by: Darren Baker [ ]
With the first Panzerhaubitze 2000 being issued to the German forces in 1998 armed with its 155mm 52 calibre main gun the Panzerhaubitze 2000 is Germanys answer to the need for an SPG, which with the ability to lob a shell up to 40 km with special ammunition at the rate of up to 3 rounds in 10 seconds and a 7.62 MG for close protection the Panzerhaubitze 2000 is a very capable SPG.
Revell released a model of this impressive SPG in, I believe, 1999. I hope here to give you an overview of the model Revell has provided to answer any concerns you may have, and in the near future I hope to follow this up with a build review.
Opening the box you’ll find:
• Three sprues of dark green plastic in two poly bags.
• The tub and hull.
• Packed with one of the sprues is the turret and its base plate.
• Two vinyl rubber tracks attached to their moulding tree.
• Thirty two poly caps.
• An aluminium turned metal barrel.
• A small set of waterslide decals.
• A set of safety instructions in twenty one languages!
• A set of instructions.
The 16 pages of instructions are covered in an A4 sized loose page booklet. The instruction booklet has a short introduction to the vehicle in both German and English, followed by two advice pages covering things such as definition of symbols used during construction. This is followed by a paint guide substituting letters for colours, and then a sprue layout with part numbers. I don’t see the need for the sprue layout as the sprues are numbered, but it will help people whose eyesight is poor.
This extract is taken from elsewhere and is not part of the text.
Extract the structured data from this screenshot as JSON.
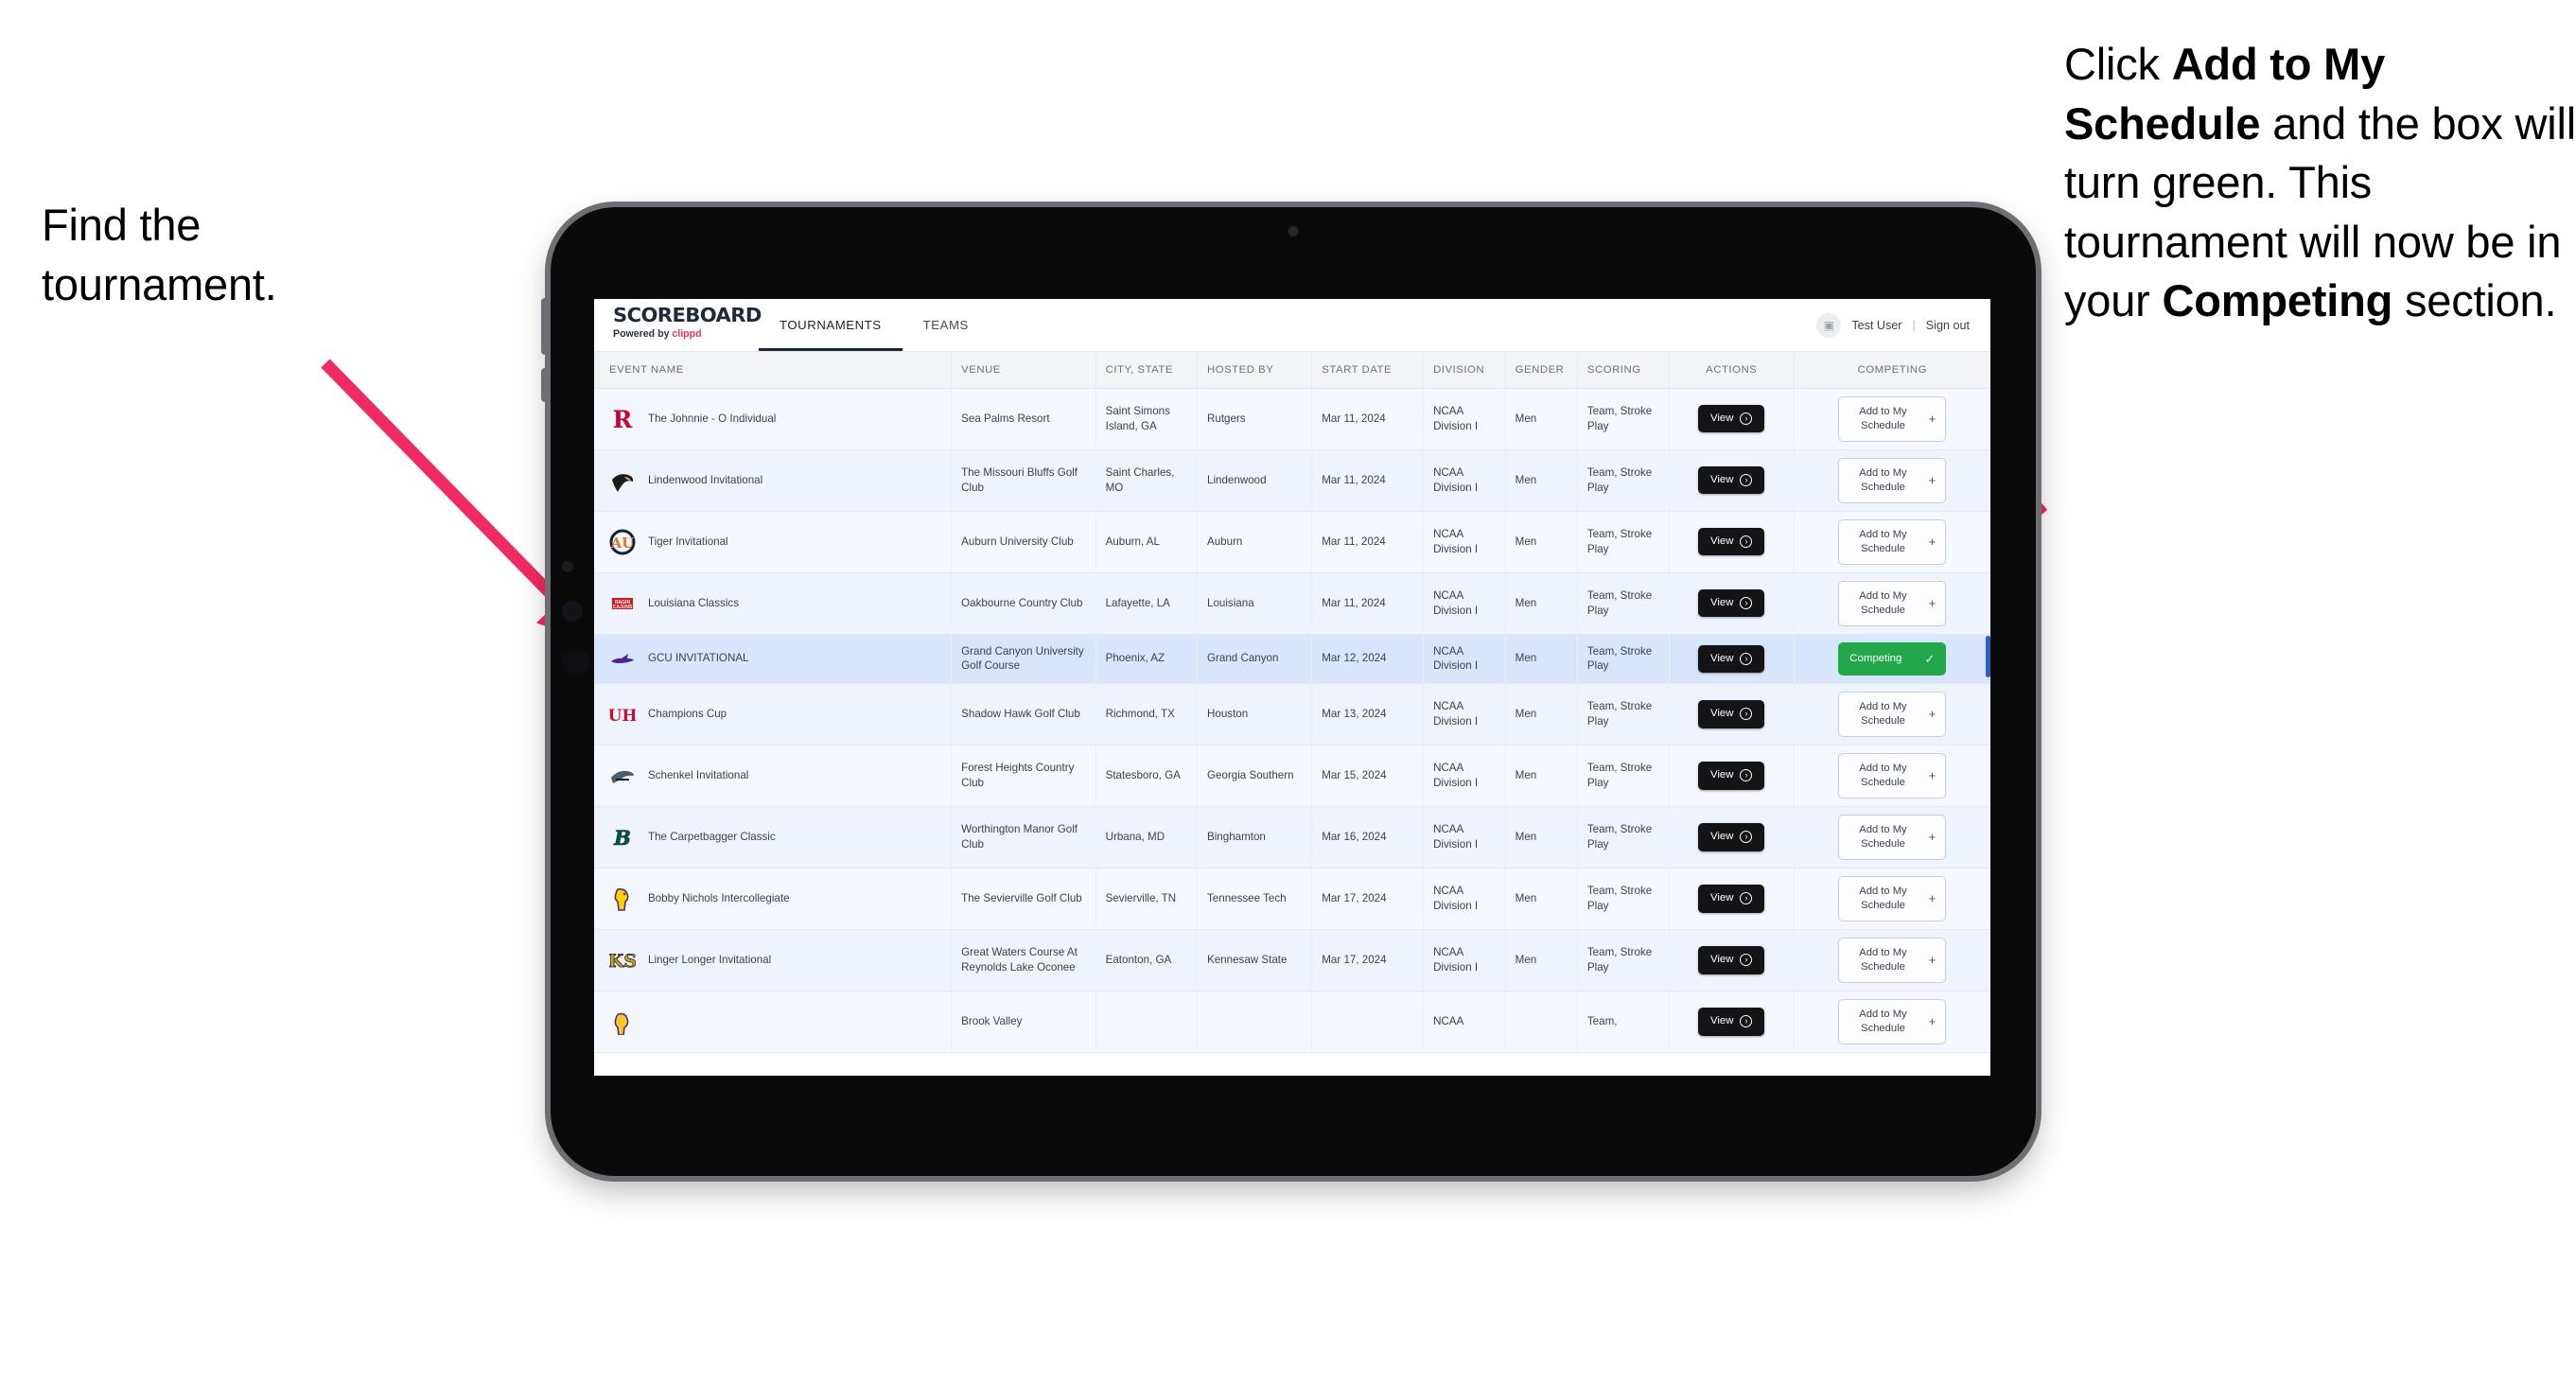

Seven pages are then utilised with the construction of the model, spanning thirty three steps using a line drawing layout. The steps are clearly laid out with no step being cluttered which could lead to mistakes being made. The instructions finish with a four page painting guide, with each possible vehicle shown in a tri-colour paint scheme. All the guides show the Panzerhaubitze 2000 in German service using a five angle display method, with each vehicle having a close up of the rear identification plate showing detail painting to that item.
The decals are minimal with a good colour balance and thin so as to not leave raised areas where they are applied, it should be said that the decals in my model do not have a protective film over them which could result in damage. It is worth mentioning here that Revell have packed this model in a very large end opening box this makes working from the box impossible (which I like to do), and which could result in a loss of parts, especially the decals which are loose inside the box.
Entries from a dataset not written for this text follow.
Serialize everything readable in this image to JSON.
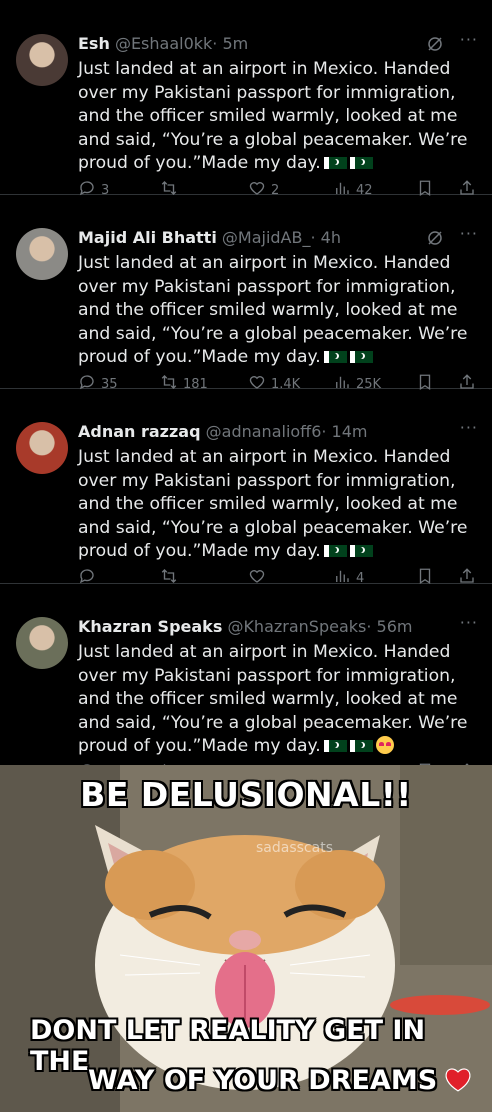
{
  "tweets": [
    {
      "name": "Esh",
      "handle": "@Eshaal0kk",
      "time": "· 5m",
      "text": "Just landed at an airport in Mexico. Handed over my Pakistani passport for immigration, and the officer smiled warmly, looked at me and said, “You’re a global peacemaker. We’re proud of you.”Made my day.",
      "emoji": [
        "flag-pk",
        "flag-pk"
      ],
      "grok": true,
      "replies": "3",
      "reposts": "",
      "likes": "2",
      "views": "42",
      "avatar_color": "#4a3a35"
    },
    {
      "name": "Majid Ali Bhatti",
      "handle": "@MajidAB_",
      "time": "· 4h",
      "text": "Just landed at an airport in Mexico. Handed over my Pakistani passport for immigration, and the officer smiled warmly, looked at me and said, “You’re a global peacemaker. We’re proud of you.”Made my day.",
      "emoji": [
        "flag-pk",
        "flag-pk"
      ],
      "grok": true,
      "replies": "35",
      "reposts": "181",
      "likes": "1.4K",
      "views": "25K",
      "avatar_color": "#8b8a86"
    },
    {
      "name": "Adnan razzaq",
      "handle": "@adnanalioff6",
      "time": "· 14m",
      "text": "Just landed at an airport in Mexico. Handed over my Pakistani passport for immigration, and the officer smiled warmly, looked at me and said, “You’re a global peacemaker. We’re proud of you.”Made my day.",
      "emoji": [
        "flag-pk",
        "flag-pk"
      ],
      "grok": false,
      "replies": "",
      "reposts": "",
      "likes": "",
      "views": "4",
      "avatar_color": "#a83a2a"
    },
    {
      "name": "Khazran Speaks",
      "handle": "@KhazranSpeaks",
      "time": "· 56m",
      "text": "Just landed at an airport in Mexico. Handed over my Pakistani passport for immigration, and the officer smiled warmly, looked at me and said, “You’re a global peacemaker. We’re proud of you.”Made my day.",
      "emoji": [
        "flag-pk",
        "flag-pk",
        "heart-eyes-face"
      ],
      "grok": false,
      "replies": "",
      "reposts": "",
      "likes": "",
      "views": "",
      "avatar_color": "#6b6f5a"
    }
  ],
  "meme": {
    "top": "BE DELUSIONAL!!",
    "bottom_line1": "DONT LET REALITY GET IN THE",
    "bottom_line2": "WAY OF YOUR DREAMS",
    "watermark": "sadasscats"
  },
  "colors": {
    "background": "#000000",
    "text": "#e7e9ea",
    "muted": "#71767b",
    "divider": "#2f3336"
  }
}
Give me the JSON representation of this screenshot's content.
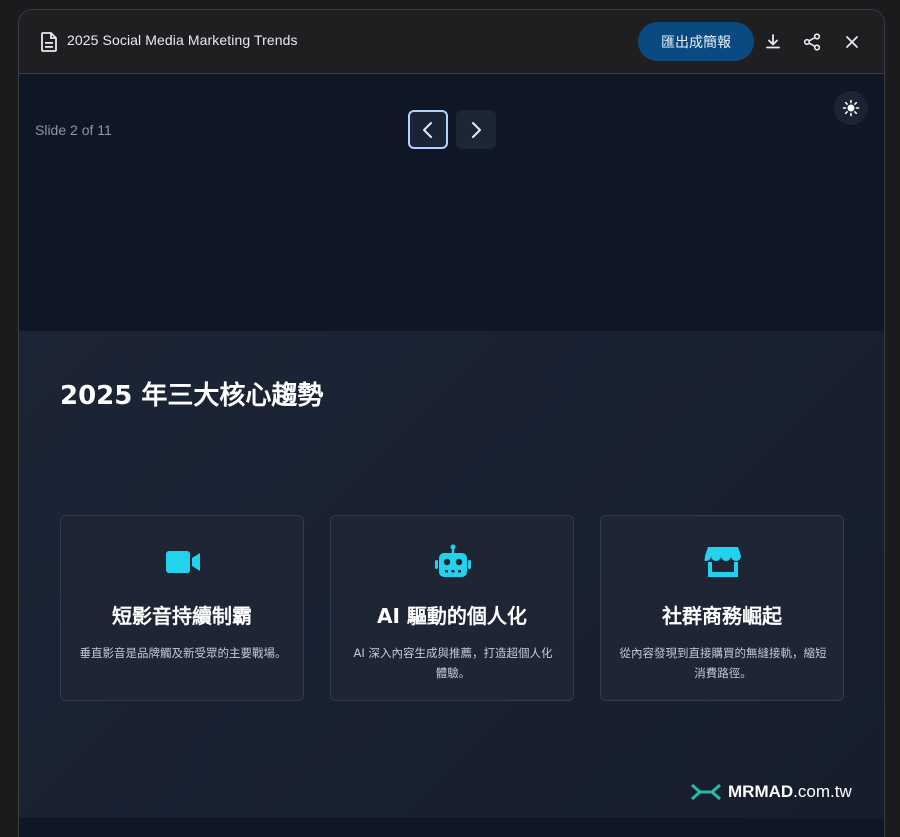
{
  "titlebar": {
    "doc_title": "2025 Social Media Marketing Trends",
    "export_label": "匯出成簡報",
    "icons": [
      "document-icon",
      "download-icon",
      "share-icon",
      "close-icon"
    ]
  },
  "stage": {
    "slide_counter": "Slide 2 of 11",
    "icons": [
      "chevron-left-icon",
      "chevron-right-icon",
      "sun-icon"
    ]
  },
  "slide": {
    "heading": "2025 年三大核心趨勢",
    "cards": [
      {
        "icon": "video-camera-icon",
        "title": "短影音持續制霸",
        "desc": "垂直影音是品牌觸及新受眾的主要戰場。"
      },
      {
        "icon": "robot-icon",
        "title": "AI 驅動的個人化",
        "desc": "AI 深入內容生成與推薦，打造超個人化體驗。"
      },
      {
        "icon": "storefront-icon",
        "title": "社群商務崛起",
        "desc": "從內容發現到直接購買的無縫接軌，縮短消費路徑。"
      }
    ],
    "accent_color": "#22d3ee"
  },
  "watermark": {
    "brand": "MRMAD",
    "domain": ".com.tw",
    "logo_color": "#2bb8a8"
  }
}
The sprues contain 175 plastic parts which in my example are all cleanly moulded and free of flash, the detail appears to be a little on the exaggerated side, but as I have never seen one of these vehicles in the flesh I can only go by the detail on other vehicles. The anti slip coating has been replicated where applicable, but may be a little on the light side when paint is applied which may obscure this detail. Some of the anti slip panels are incorrectly placed and/or have too many in some locations judging from reference pictures.
The road and drive wheels look to be accurately rendered and have the correct number of bolts in the correct positions. The suspension arms are moulded separate from the tub, which with a little work allows the modeller to display the model accurately on uneven surfaces or ground. This will involve drilling out the location holes on the tub as there is a flat edge to allow all of the suspension arms to be located in the same orientation.
The tub itself is a little disappointing as there is no detail on the bottom of the tub at all, and the detail on the side walls is all moulded on, these details would have looked better if provided as separate parts. The upper hull is well detailed on the top and sides, but as mentioned earlier there are some problems with the anti slip coating. The turret is also covered in a considerable amount of moulded detail which looks good except for again, what I believe, is a very light anti slip coating.
With this model you are given the choice of a two piece moulded plastic barrel or a turned aluminium one, both are equally well detailed and so I would recommend the use of the aluminium one. Neither barrel has any rifling and the aluminium barrel has not even been drilled out (those with a lath may wish to do some work on it), but as the plastic muzzle has to be added to either barrel when used I do not see this as a weakness, and the aluminium one is a nice addition to the model. What surprised me about this model is just how big the main weapon is, with the barrel being 9 1/16 inches long before the breach and muzzle are even added, and so this model will make a sizable addition to your collection.
The vinyl tracks have long been discussed, mostly reference them breaking down when various chemical treatments are applied, and in some cases over a period of time. I have never suffered this issue but have no reason to doubt that in some cases depending on what is applied this will happen. I usually use Tamiya paint as a base coat and will be trying the track colour from DOA. I do not expect any issue with the tracks breaking down on this model as these paints are not oil based.
The track detail is poor with shallow intents on the inner face of every other track link. The tracks do look like the real thing, but the detail is very soft with no side detail for the track pins, the rubber road pads are only loosely mimicking the real thing. I would recommend that after market tracks are used if the finished model is going to be clean, however if the model is going to be shown heavily weathered and have a mud coating you could get away with using the included tracks.
Revell provides a reasonable model of the Panzerhaubitze 2000, which when finished will make a large and impressive model. To the best of my knowledge no other manufacturer makes a model of this SPG and it will be a must for anyone with an interest in self propelled artillery, or for that matter anyone who just wants to add a very large AFV to their collection.